---- Study material
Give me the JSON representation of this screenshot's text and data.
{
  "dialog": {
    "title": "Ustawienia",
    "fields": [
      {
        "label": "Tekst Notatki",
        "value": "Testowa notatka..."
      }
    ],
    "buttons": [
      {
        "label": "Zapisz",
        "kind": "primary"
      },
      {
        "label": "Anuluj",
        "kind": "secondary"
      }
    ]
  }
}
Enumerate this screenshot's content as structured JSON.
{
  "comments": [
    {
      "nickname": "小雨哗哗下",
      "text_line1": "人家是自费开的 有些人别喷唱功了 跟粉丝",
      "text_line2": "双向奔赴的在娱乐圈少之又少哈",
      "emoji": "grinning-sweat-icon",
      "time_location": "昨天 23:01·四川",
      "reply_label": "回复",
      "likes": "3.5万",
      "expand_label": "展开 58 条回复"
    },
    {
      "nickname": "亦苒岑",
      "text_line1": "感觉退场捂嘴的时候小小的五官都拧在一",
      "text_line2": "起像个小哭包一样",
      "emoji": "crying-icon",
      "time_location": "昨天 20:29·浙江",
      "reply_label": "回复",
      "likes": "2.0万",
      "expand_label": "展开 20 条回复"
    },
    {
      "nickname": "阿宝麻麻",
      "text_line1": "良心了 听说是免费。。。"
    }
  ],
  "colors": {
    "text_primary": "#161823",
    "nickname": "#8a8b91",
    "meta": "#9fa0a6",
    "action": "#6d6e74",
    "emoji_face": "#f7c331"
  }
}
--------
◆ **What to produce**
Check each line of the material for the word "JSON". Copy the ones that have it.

◆ **Answer for the task**
Give me the JSON representation of this screenshot's text and data.
Enumerate this screenshot's content as structured JSON.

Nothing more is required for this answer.